The Sector Survey design will take into account a number of factors, including:
- Lack of integrated surveys for the humanitarian sector exist. The fact of the matter is that there is no integrated survey that brings together new types of potential risks and ways to mitigate them at a global level. There are sectoral analyses, e.g., pandemics, climate change, nuclear fallout, but there is no single compilation of crisis threats that integrates the range of plausible risks and the ways that they may interact in various locations over time. Without a multi sectoral and integrated survey, we will remain stuck in fragmented silos with limited access to synthesized, practical information and guidance on how best to think about and factor humanitarian futures into the sector overall and into organisations with humanitarian roles and responsibilities.
- Failure to recognise fluid space and time dimension and its planning consequences. The dominant discourse among humanitarian organisations continues to view the world in terms of a persistent North-South divide. This perspective ignores both local capacities and the emergence of new actors (states and non-state actors – legitimate or otherwise – and the private sector). It, too, ignores the fact that crisis drivers and crises will be increasingly interactive across continents, and their impacts will persist well after a particular event has subsided. Such perspectives are rarely reflected in strategic or operational planning.
- Any event will spill over into a host of others in space and time, accelerated for good or ill by the consequences of transformative technologies. That means that integrated planning methods are essential, and that the use of an array of relevant technologies such as Big Data, Artificial Intelligence and Deep Learning should support decision-making as well as integrated planning. In so doing, means to anticipate the full dimensions and dynamics of potential and actual crisis drivers will be significantly.
- Little evidence that the opinions of local and community organisations about longer-term threats are explored by humanitarian organisations. Despite the fact that a series of studies have shown that many communities, for example, in Africa are adopting transformative technologies, there appears to be little discourse on their negative and positive consequences from a longer-term perspective.

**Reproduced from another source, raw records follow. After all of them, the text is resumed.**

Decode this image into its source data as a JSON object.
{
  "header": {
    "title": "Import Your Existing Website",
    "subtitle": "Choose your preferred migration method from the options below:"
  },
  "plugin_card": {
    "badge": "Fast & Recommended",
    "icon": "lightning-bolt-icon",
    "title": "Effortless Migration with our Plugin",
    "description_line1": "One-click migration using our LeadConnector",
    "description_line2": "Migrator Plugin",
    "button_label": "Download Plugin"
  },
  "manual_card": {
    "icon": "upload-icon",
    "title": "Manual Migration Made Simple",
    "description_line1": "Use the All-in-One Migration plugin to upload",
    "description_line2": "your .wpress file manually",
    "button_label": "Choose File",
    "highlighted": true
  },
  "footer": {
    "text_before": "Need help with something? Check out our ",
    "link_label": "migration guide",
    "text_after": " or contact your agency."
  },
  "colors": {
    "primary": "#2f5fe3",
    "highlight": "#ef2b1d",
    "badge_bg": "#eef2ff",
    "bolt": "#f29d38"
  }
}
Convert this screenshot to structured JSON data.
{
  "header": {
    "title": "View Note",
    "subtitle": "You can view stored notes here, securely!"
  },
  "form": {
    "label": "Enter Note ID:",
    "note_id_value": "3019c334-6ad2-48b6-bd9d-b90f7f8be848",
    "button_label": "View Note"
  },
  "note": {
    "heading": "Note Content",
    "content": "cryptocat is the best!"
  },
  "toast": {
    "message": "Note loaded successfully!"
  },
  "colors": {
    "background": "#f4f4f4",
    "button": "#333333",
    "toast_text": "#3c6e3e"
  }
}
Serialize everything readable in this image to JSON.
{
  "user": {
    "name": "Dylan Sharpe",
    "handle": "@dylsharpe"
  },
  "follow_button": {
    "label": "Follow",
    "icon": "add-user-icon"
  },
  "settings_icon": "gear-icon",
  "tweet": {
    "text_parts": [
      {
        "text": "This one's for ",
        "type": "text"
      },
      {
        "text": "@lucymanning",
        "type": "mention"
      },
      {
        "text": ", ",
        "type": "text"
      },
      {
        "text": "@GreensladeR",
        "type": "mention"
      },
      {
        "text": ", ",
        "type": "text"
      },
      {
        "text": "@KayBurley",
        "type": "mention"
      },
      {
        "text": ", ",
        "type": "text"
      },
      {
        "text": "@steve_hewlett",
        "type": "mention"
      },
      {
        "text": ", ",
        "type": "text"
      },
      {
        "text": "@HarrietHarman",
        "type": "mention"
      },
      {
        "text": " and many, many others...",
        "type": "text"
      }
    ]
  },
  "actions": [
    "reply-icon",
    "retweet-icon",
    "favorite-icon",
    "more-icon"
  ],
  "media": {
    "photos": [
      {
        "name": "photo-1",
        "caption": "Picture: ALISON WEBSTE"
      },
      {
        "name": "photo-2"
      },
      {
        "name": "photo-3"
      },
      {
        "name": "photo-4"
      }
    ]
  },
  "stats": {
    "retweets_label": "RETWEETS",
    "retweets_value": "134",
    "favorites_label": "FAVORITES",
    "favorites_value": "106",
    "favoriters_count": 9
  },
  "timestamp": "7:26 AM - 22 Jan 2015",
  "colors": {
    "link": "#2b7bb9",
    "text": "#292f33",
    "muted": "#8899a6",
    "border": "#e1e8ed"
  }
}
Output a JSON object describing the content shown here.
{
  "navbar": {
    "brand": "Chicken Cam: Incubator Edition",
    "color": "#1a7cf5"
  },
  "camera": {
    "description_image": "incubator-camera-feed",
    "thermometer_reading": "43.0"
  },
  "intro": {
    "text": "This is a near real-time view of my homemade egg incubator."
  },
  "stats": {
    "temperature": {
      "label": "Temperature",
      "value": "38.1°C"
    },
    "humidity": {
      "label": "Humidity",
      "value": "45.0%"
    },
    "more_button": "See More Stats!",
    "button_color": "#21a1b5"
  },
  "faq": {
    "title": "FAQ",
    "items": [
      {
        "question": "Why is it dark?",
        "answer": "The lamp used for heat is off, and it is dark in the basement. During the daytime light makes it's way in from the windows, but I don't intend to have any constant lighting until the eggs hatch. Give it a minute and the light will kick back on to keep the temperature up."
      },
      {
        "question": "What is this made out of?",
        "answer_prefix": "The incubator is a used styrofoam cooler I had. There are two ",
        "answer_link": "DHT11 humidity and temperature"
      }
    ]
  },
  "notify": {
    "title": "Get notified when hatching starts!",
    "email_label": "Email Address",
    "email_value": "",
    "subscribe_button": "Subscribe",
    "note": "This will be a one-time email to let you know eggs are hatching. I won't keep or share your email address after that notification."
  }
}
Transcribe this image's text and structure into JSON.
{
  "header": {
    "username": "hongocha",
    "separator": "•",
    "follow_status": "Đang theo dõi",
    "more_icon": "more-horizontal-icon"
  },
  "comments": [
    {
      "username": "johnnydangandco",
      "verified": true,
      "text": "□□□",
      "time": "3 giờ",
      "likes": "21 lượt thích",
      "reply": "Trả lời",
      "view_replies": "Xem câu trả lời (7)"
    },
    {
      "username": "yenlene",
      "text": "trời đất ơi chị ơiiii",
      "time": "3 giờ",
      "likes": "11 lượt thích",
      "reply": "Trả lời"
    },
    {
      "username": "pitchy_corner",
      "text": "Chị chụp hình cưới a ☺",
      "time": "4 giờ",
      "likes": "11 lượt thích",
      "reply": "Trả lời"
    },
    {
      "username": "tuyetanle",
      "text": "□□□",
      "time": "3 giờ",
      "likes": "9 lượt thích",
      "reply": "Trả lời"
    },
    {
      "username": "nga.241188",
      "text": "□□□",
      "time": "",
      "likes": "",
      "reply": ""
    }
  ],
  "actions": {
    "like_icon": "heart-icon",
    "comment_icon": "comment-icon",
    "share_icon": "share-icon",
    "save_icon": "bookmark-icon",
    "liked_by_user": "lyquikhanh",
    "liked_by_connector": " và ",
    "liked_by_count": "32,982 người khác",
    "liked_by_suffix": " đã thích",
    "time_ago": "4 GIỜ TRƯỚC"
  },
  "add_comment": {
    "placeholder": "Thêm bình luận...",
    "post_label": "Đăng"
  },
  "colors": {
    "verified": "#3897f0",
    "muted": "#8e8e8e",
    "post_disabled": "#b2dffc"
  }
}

Proposed sectoral survey methods and outputs
The Humanitarian Futures Sector Survey will involve an extensive desk-top review of future crisis threats, and measures being undertaken by the private sector as well as by governmental, intergovernmental and non-governmental organisations to anticipate and mitigate such threats. Following the desk-top review, the survey would involve follow-ups in selected countries to provide case material on futures planning. Finally, the survey would identify the activities of a wide range of organisations involved in innovations and innovative practices that could be used by those with humanitarian roles and responsibilities for futures planning.
The Sectoral Survey outputs would include
A readily accessible, interactive ‘map’ of key actors and institutions engaged in futures work, reflecting types of risks, and their economic, social and geographic contexts;
Report based on desk-top review, which would include the kinds of crisis threats and risks that should be on the humanitarian radar screen, a range of humanitarian organisations that are doing futures work, and emerging strategic planning gaps and opportunities;
Key competencies guide for essential humanitarian futures capabilities, including a section on relevant terminology, and measures to fast-track and finance innovation at scale;
A portfolio of specific case examples and success stories about futures processes and organisational preparedness, based on the work undertaken in the three stages;
Two participant meetings, bringing together Sectoral Survey supporters to monitor and assess the project’s processes and findings.
The products would be housed on a web-site, available to all relevant organisations to use and update. Humanitarian Futures and Incitare will also seek to identify host institutions that could be the information repository for the Sectoral Survey products, and would be willing to engage in future updating work and fostering exchange on the survey findings.